As the half-term holiday rapidly approaches (where does the time go?) thoughts in our base camp are already turning to activities to entertain and engage our troopers. But it’s not just about what to do with the troopers in the school holidays. It’s about how to do it. Preparation and Planning Prevent Poor Parental Performance after all.
I’m always a bit mystified when people use the term ‘planned like a military operation’ as a form of criticism. A military operation is about moving people and resources from A to B to achieve the specified objective. As a dad with three troopers, I plan every activity like a military operation. And school holidays are no exception. Here’s a few tips from me:
Don’t Overstretch the Unit
Don’t commit the unit to too many missions. Hyper scheduling makes life difficult – and exhausting – for all of you. It’s not quantity of activity that counts, it’s quality. The most engaging and entertaining thing for all your troopers – even older ones – is your undivided attention. If you are stressed out about transporting troops from one activity to another, then they’re not going to be able to benefit from time with you.
Plan your activities beforehand. If you’re staying at home, check out the internet and local papers – you’ll be amazed what’s on nearby (and usually for free). If a big day out (theme park etc.) is planned, then let the next day be a lazy one, spending time together in the house or garden. You’ll need time to relax and recover together.
Don’t tell you troopers everything you have planned. Then not only do you not have to deal with disappointments when plans change, but also you’ll have a few surprises up your sleeve. When planning activities, as in life, it pays to under promise and over deliver.
Improvise, Adapt and Overcome
Always have a ‘rainy day’ activity or two for when the inevitable happens. One of my favourites is drawing the curtains, getting some popcorn and a film on and having a bit of a ‘matinee’. When my troopers were younger, we’d get suited and booted and go and have competitions about who could jump in the most puddles. Another cracker was building an indoor den with a sheet over the back of the sofa. The key is to join in. The troopers will love it.
Transporting – and Entertaining – your Troops.
I know it sounds obvious, but once you’ve planned your means of transportation, you need to plan how you are going to entertain your troops. Know your enemy – and the enemy is boredom and frustration. For example, if you’re going to be on a long car journey don’t pack the very noisy toy to entertain your trooper – unless it can be muted – as it will fray your nerves and shorten your flash to bang time.
Spotting games are brilliant and require no special equipment. A particularly good one is ‘Mini Cheddar’ where spotting a Mini is 10 points, a yellow car is five points and a yellow Mini (or Mini cheddar) is 25 points. The first one to 100 wins. Save the arguments by allowing one ‘unconfirmed’ sighting (i.e. one that only the spotter can see – normally a Mini cheddar by some strange coincidence). My troopers are now 12, 11 and eight and we are still playing this game. I actually got the highest score of all time by spotting a cheddar Mini Clubman in Malta, but I’m not big headed about it.

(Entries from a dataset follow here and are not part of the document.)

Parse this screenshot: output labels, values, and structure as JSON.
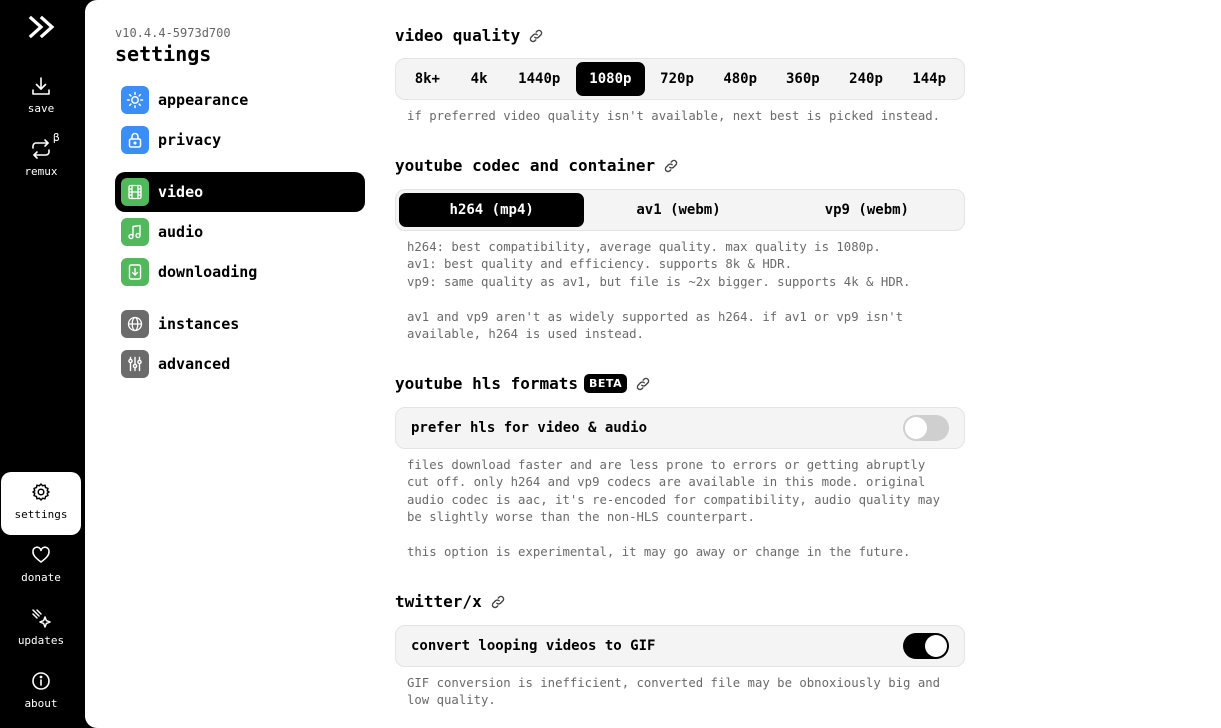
{
  "rail": {
    "items": [
      {
        "label": "save",
        "icon": "download-icon"
      },
      {
        "label": "remux",
        "icon": "remux-icon",
        "badge": "β"
      },
      {
        "label": "settings",
        "icon": "gear-icon"
      },
      {
        "label": "donate",
        "icon": "heart-icon"
      },
      {
        "label": "updates",
        "icon": "sparkles-icon"
      },
      {
        "label": "about",
        "icon": "info-icon"
      }
    ]
  },
  "settings": {
    "version": "v10.4.4-5973d700",
    "title": "settings",
    "nav": [
      {
        "label": "appearance",
        "icon": "sun-icon",
        "color": "#3a8ef6"
      },
      {
        "label": "privacy",
        "icon": "lock-icon",
        "color": "#3a8ef6"
      },
      {
        "label": "video",
        "icon": "film-icon",
        "color": "#52b85c"
      },
      {
        "label": "audio",
        "icon": "music-icon",
        "color": "#52b85c"
      },
      {
        "label": "downloading",
        "icon": "file-download-icon",
        "color": "#52b85c"
      },
      {
        "label": "instances",
        "icon": "globe-icon",
        "color": "#6b6b6b"
      },
      {
        "label": "advanced",
        "icon": "sliders-icon",
        "color": "#6b6b6b"
      }
    ]
  },
  "video_quality": {
    "title": "video quality",
    "options": [
      "8k+",
      "4k",
      "1440p",
      "1080p",
      "720p",
      "480p",
      "360p",
      "240p",
      "144p"
    ],
    "selected": "1080p",
    "description": "if preferred video quality isn't available, next best is picked instead."
  },
  "codec": {
    "title": "youtube codec and container",
    "options": [
      "h264 (mp4)",
      "av1 (webm)",
      "vp9 (webm)"
    ],
    "selected": "h264 (mp4)",
    "description": "h264: best compatibility, average quality. max quality is 1080p.\nav1: best quality and efficiency. supports 8k & HDR.\nvp9: same quality as av1, but file is ~2x bigger. supports 4k & HDR.\n\nav1 and vp9 aren't as widely supported as h264. if av1 or vp9 isn't\navailable, h264 is used instead."
  },
  "hls": {
    "title": "youtube hls formats",
    "badge": "BETA",
    "toggle_label": "prefer hls for video & audio",
    "enabled": false,
    "description": "files download faster and are less prone to errors or getting abruptly\ncut off. only h264 and vp9 codecs are available in this mode. original\naudio codec is aac, it's re-encoded for compatibility, audio quality may\nbe slightly worse than the non-HLS counterpart.\n\nthis option is experimental, it may go away or change in the future."
  },
  "twitter": {
    "title": "twitter/x",
    "toggle_label": "convert looping videos to GIF",
    "enabled": true,
    "description": "GIF conversion is inefficient, converted file may be obnoxiously big and\nlow quality."
  }
}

Spotting games are also great for all forms of public transport, as are all the songs from our own childhood: The Wheels on the Bus, 10 Men went to Mow, 10 Green Bottles etc.
An Army Marches on its Stomach – a hungry trooper is an unhappy trooper.

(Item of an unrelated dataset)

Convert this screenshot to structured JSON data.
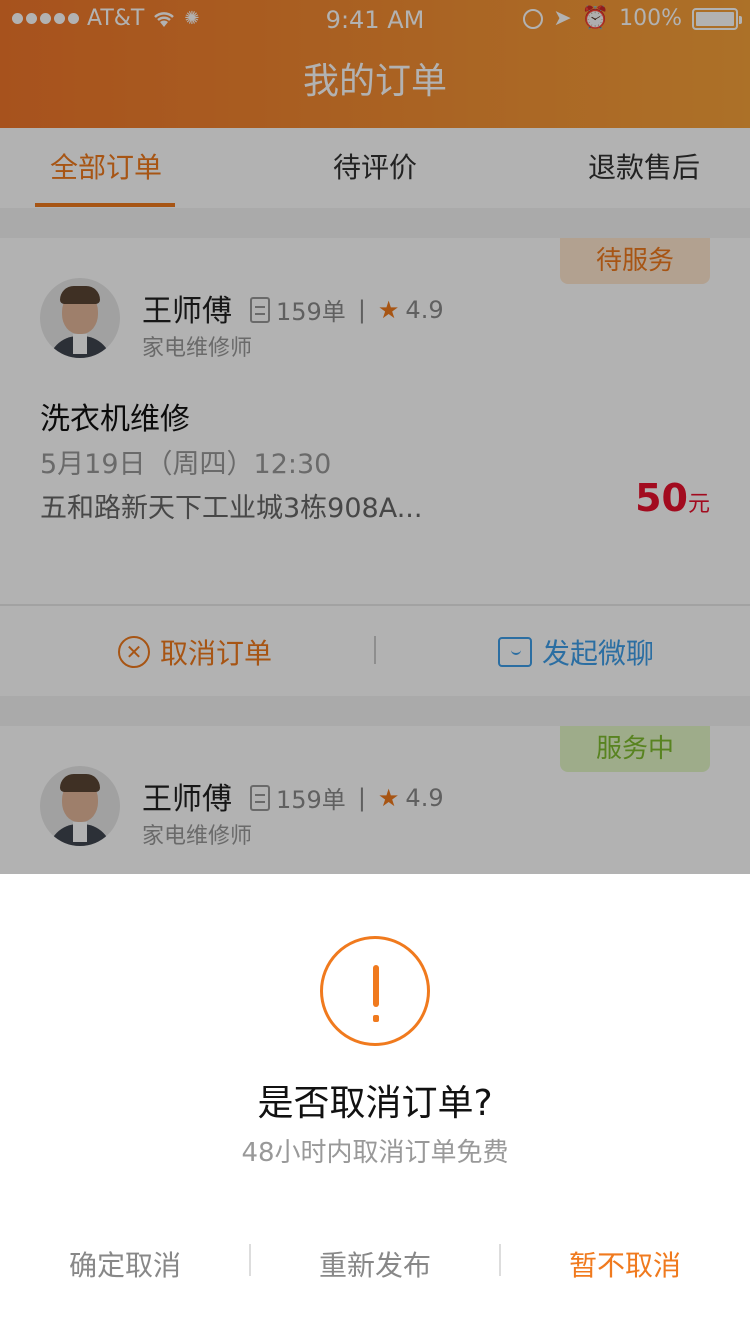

Take packed lunches, or picnics, even if you are going somewhere where food is on sale. There are multiple reasons for this:
- The time spent making a packed lunch is much MUCH shorter than the time you will spend in the queue, waiting to be served food. I guarantee it.
- It puts you in control of what your troopers eat.
- It’s more convenient as you can eat where and when is best for your family unit.
- It’s cheaper. Don’t get me wrong, if you have the money to spend, then please spend it as the economy needs it. But when you’re out and about, food, and especially drinks, can work out to be very expensive (especially when you have a lot of troopers, like me).
Take snacks. It’s a universally acknowledged fact that 10 minutes outside the safety of base camp, troopers will be hungry. Embrace this and plan accordingly. Pack snacks that are suitable for eating on the move. Good options are oatcakes, nuts (allergies permitting), carrot sticks and low fat crisps (as a treat). You could make your own trial mix: seeds, chopped dried fruit and nuts, and some chocolate chips mixed in. The best fruit for snacks is an apple in my experience – bananas and berries get mashed and oranges require you to find a bin to get rid of the peel, and something to wash sticky juice off hands and faces.
Make sure you have water, and plenty of it. Get the troopers water bottles that can be refilled. I usually fill them up with squash when we leave base camp, but all refills after that are water.
So there’s my top tips, but I’m always looking for new ones to add to the armoury – especially as my troops are getting older. So, if you’ve got any tips you could share with me, please let me know below.
For more information on Commando Dad: Basic Training, a guide for new dads, or to share any experiences or advice with dads on the Commando Dad forums, please go to: www.commandodad.com.